As I walk forward, sometimes the thread slips from between my fingers without me noticing, and when I turn a corner I find myself facing a solid wall. Then I must creep backward, throwing away the wrong words not matter how much I love them, until I reach out and find the thread back within my touch. I have to trust the string; I have to trust that it took me under the mountain, and that it will lead out of again. I have to trust the string when I find myself writing scenes I don’t yet understand, and meeting characters I didn’t plan for. These are the best and most frightening times.

It feels supernatural, like the Story came before I created it, like it existed before it stumbled out of my hands. It feels like the characters have been flitting about, whispering into people’s heads, trying to make themselves heard. Most people shut them out. They’re too busy trying to make sense of their own lives, too busy thinking about Desperate Housewives, or what they’re going to do on the weekend. They’re too busy paying bills, pulling grey hairs, or worrying about the new sound their car is making. They’re thinking about their boss, or the fact that the cat might be gagging on the oriental rug (he was looking ill right before they left for work). They drown out all the voices but their own, and they never realize how lonely they are.

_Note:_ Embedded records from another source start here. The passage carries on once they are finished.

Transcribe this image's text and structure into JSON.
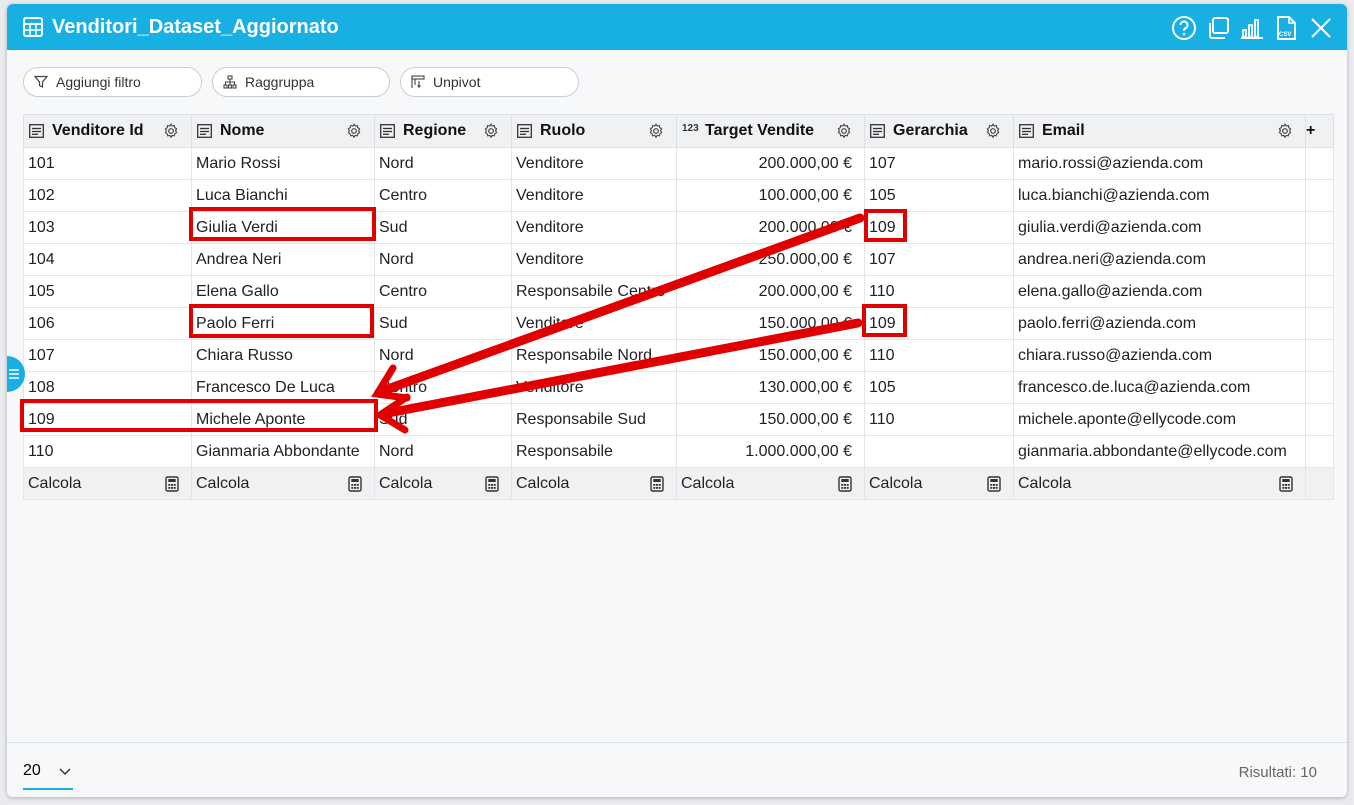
{
  "window": {
    "title": "Venditori_Dataset_Aggiornato"
  },
  "titlebar_icons": [
    "help-icon",
    "copy-icon",
    "bar-chart-icon",
    "csv-export-icon",
    "close-icon"
  ],
  "toolbar": {
    "filter_label": "Aggiungi filtro",
    "group_label": "Raggruppa",
    "unpivot_label": "Unpivot"
  },
  "table": {
    "columns": [
      {
        "label": "Venditore Id",
        "type": "text-icon"
      },
      {
        "label": "Nome",
        "type": "text-icon"
      },
      {
        "label": "Regione",
        "type": "text-icon"
      },
      {
        "label": "Ruolo",
        "type": "text-icon"
      },
      {
        "label": "Target Vendite",
        "type": "number-icon",
        "type_text": "123"
      },
      {
        "label": "Gerarchia",
        "type": "text-icon"
      },
      {
        "label": "Email",
        "type": "text-icon"
      }
    ],
    "add_column_label": "+",
    "rows": [
      [
        "101",
        "Mario Rossi",
        "Nord",
        "Venditore",
        "200.000,00 €",
        "107",
        "mario.rossi@azienda.com"
      ],
      [
        "102",
        "Luca Bianchi",
        "Centro",
        "Venditore",
        "100.000,00 €",
        "105",
        "luca.bianchi@azienda.com"
      ],
      [
        "103",
        "Giulia Verdi",
        "Sud",
        "Venditore",
        "200.000,00 €",
        "109",
        "giulia.verdi@azienda.com"
      ],
      [
        "104",
        "Andrea Neri",
        "Nord",
        "Venditore",
        "250.000,00 €",
        "107",
        "andrea.neri@azienda.com"
      ],
      [
        "105",
        "Elena Gallo",
        "Centro",
        "Responsabile Centro",
        "200.000,00 €",
        "110",
        "elena.gallo@azienda.com"
      ],
      [
        "106",
        "Paolo Ferri",
        "Sud",
        "Venditore",
        "150.000,00 €",
        "109",
        "paolo.ferri@azienda.com"
      ],
      [
        "107",
        "Chiara Russo",
        "Nord",
        "Responsabile Nord",
        "150.000,00 €",
        "110",
        "chiara.russo@azienda.com"
      ],
      [
        "108",
        "Francesco De Luca",
        "Centro",
        "Venditore",
        "130.000,00 €",
        "105",
        "francesco.de.luca@azienda.com"
      ],
      [
        "109",
        "Michele Aponte",
        "Sud",
        "Responsabile Sud",
        "150.000,00 €",
        "110",
        "michele.aponte@ellycode.com"
      ],
      [
        "110",
        "Gianmaria Abbondante",
        "Nord",
        "Responsabile",
        "1.000.000,00 €",
        "",
        "gianmaria.abbondante@ellycode.com"
      ]
    ],
    "footer_label": "Calcola"
  },
  "pager": {
    "page_size": "20"
  },
  "results": {
    "label": "Risultati: 10"
  },
  "colors": {
    "accent": "#18b0e3",
    "annotation": "#e00000"
  }
}
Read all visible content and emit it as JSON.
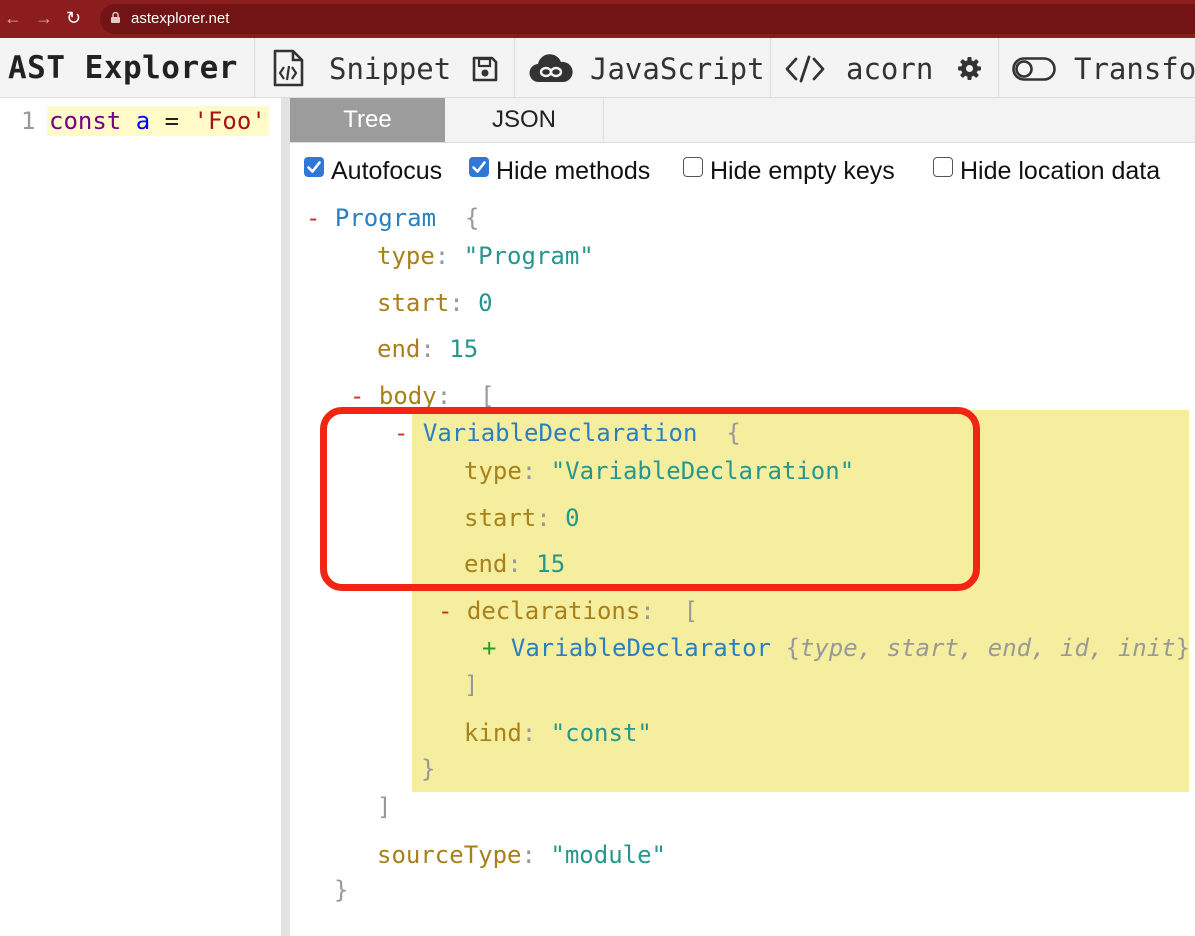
{
  "browser": {
    "url": "astexplorer.net"
  },
  "toolbar": {
    "title": "AST Explorer",
    "snippet_label": "Snippet",
    "language_label": "JavaScript",
    "parser_label": "acorn",
    "transform_label": "Transfo"
  },
  "editor": {
    "line_number": "1",
    "code": {
      "keyword": "const",
      "ident": "a",
      "op": "=",
      "string": "'Foo'"
    }
  },
  "tabs": {
    "tree": "Tree",
    "json": "JSON"
  },
  "options": [
    {
      "label": "Autofocus",
      "checked": true
    },
    {
      "label": "Hide methods",
      "checked": true
    },
    {
      "label": "Hide empty keys",
      "checked": false
    },
    {
      "label": "Hide location data",
      "checked": false
    }
  ],
  "tree": {
    "collapse_symbol": "-",
    "expand_symbol": "+",
    "open_brace": "{",
    "close_brace": "}",
    "open_bracket": "[",
    "close_bracket": "]",
    "colon": ":",
    "program": {
      "node": "Program",
      "type_key": "type",
      "type_val": "\"Program\"",
      "start_key": "start",
      "start_val": "0",
      "end_key": "end",
      "end_val": "15",
      "body_key": "body",
      "source_type_key": "sourceType",
      "source_type_val": "\"module\""
    },
    "var_decl": {
      "node": "VariableDeclaration",
      "type_key": "type",
      "type_val": "\"VariableDeclaration\"",
      "start_key": "start",
      "start_val": "0",
      "end_key": "end",
      "end_val": "15",
      "declarations_key": "declarations",
      "kind_key": "kind",
      "kind_val": "\"const\""
    },
    "declarator": {
      "node": "VariableDeclarator",
      "summary": "type, start, end, id, init"
    }
  },
  "colors": {
    "highlight": "#f6ee9f",
    "annotation_box": "#f02512",
    "browser_bar": "#8b1d1f"
  }
}
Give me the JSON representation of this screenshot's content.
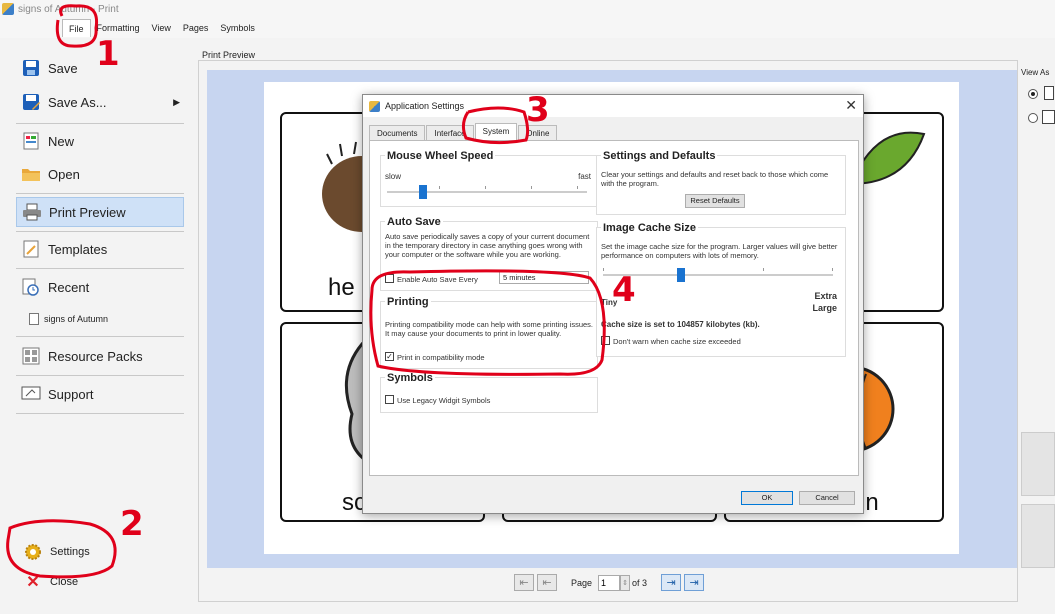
{
  "window": {
    "title": "signs of Autumn - Print"
  },
  "menu": {
    "items": [
      "File",
      "Formatting",
      "View",
      "Pages",
      "Symbols"
    ]
  },
  "sidebar": {
    "save": "Save",
    "save_as": "Save As...",
    "new": "New",
    "open": "Open",
    "print_preview": "Print Preview",
    "templates": "Templates",
    "recent": "Recent",
    "recent_file": "signs of Autumn",
    "resource_packs": "Resource Packs",
    "support": "Support",
    "settings": "Settings",
    "close": "Close"
  },
  "preview": {
    "label": "Print Preview",
    "card_words": [
      "he",
      "sc",
      "in"
    ]
  },
  "pager": {
    "label": "Page",
    "value": "1",
    "of": "of 3"
  },
  "right_panel": {
    "view_as": "View As"
  },
  "dialog": {
    "title": "Application Settings",
    "tabs": [
      "Documents",
      "Interface",
      "System",
      "Online"
    ],
    "mouse_wheel": {
      "title": "Mouse Wheel Speed",
      "slow": "slow",
      "fast": "fast",
      "value_fraction": 0.18
    },
    "auto_save": {
      "title": "Auto Save",
      "desc": "Auto save periodically saves a copy of your current document in the temporary directory in case anything goes wrong with your computer or the software while you are working.",
      "enable_label": "Enable Auto Save Every",
      "interval": "5 minutes"
    },
    "printing": {
      "title": "Printing",
      "desc": "Printing compatibility mode can help with some printing issues. It may cause your documents to print in lower quality.",
      "checkbox_label": "Print in compatibility mode",
      "checked": true
    },
    "symbols": {
      "title": "Symbols",
      "checkbox_label": "Use Legacy Widgit Symbols"
    },
    "defaults": {
      "title": "Settings and Defaults",
      "desc": "Clear your settings and defaults and reset back to those which come with the program.",
      "reset_button": "Reset Defaults"
    },
    "cache": {
      "title": "Image Cache Size",
      "desc": "Set the image cache size for the program. Larger values will give better performance on computers with lots of memory.",
      "min_label": "Tiny",
      "max_label_1": "Extra",
      "max_label_2": "Large",
      "status": "Cache size is set to 104857 kilobytes (kb).",
      "warn_label": "Don't warn when cache size exceeded",
      "value_fraction": 0.34
    },
    "ok": "OK",
    "cancel": "Cancel"
  },
  "annotations": [
    "1",
    "2",
    "3",
    "4"
  ],
  "colors": {
    "annotation": "#e0001a",
    "accent": "#1a73d0",
    "preview_bg": "#c7d5f0"
  }
}
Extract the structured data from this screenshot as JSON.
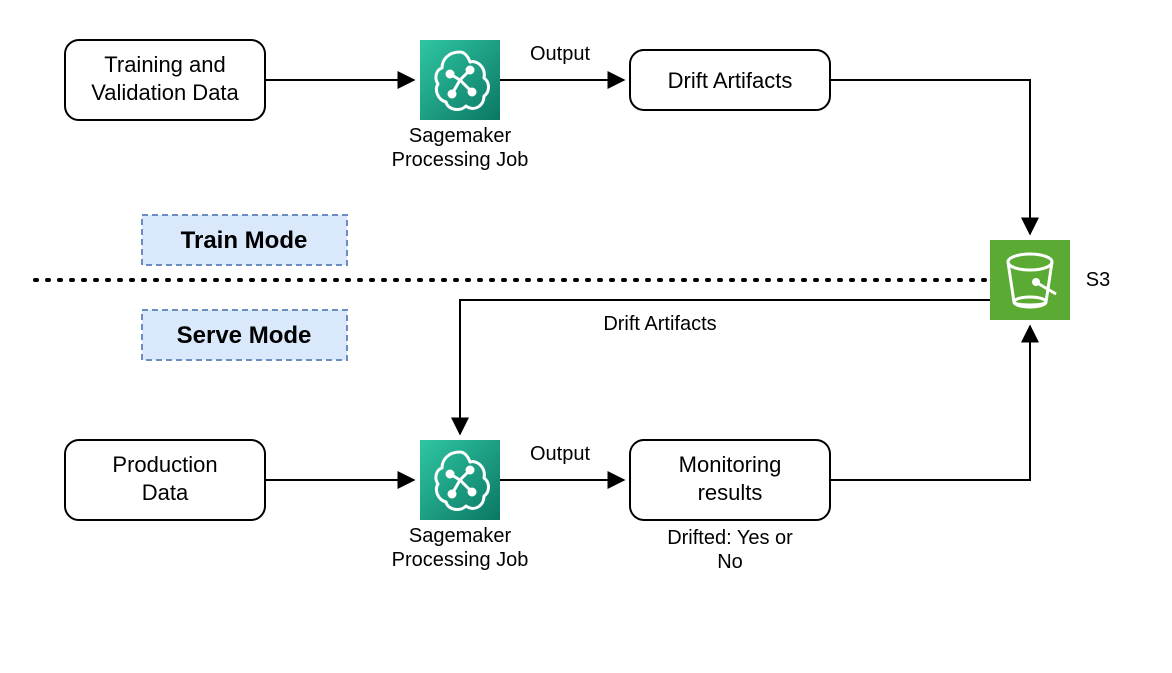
{
  "nodes": {
    "training_data": {
      "line1": "Training and",
      "line2": "Validation Data"
    },
    "drift_artifacts": "Drift Artifacts",
    "production_data": {
      "line1": "Production",
      "line2": "Data"
    },
    "monitoring_results": {
      "line1": "Monitoring",
      "line2": "results"
    }
  },
  "modes": {
    "train": "Train Mode",
    "serve": "Serve Mode"
  },
  "labels": {
    "sagemaker1_line1": "Sagemaker",
    "sagemaker1_line2": "Processing Job",
    "sagemaker2_line1": "Sagemaker",
    "sagemaker2_line2": "Processing Job",
    "output1": "Output",
    "output2": "Output",
    "drift_artifacts_edge": "Drift Artifacts",
    "drifted_line1": "Drifted: Yes or",
    "drifted_line2": "No",
    "s3": "S3"
  },
  "icons": {
    "sagemaker": "sagemaker-icon",
    "s3": "s3-bucket-icon"
  },
  "colors": {
    "sagemaker_grad_a": "#2fc6a3",
    "sagemaker_grad_b": "#0b7763",
    "s3_fill": "#5aaa33",
    "mode_fill": "#dae8fc",
    "mode_stroke": "#6c8ebf"
  }
}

But now and then, the character whispers into the ear of a writer, and she manages to whisper louder than all the other whisperings of all the other whispering characters. She tells her story, and the writer takes dictation. A writer prays for the days when it feels like dictation, when the writing’s so good and so perfect as that. When it’s so much fun.

It’s not always like that, of course, sometimes the whispers get too faint, and the writer has to strain to hear; each word is a labor. Sometimes the writer doesn’t trust the character to know her own story, and starts muddling around with it, and ruins something pure.

But sometimes, all the writer has to do is be the pen.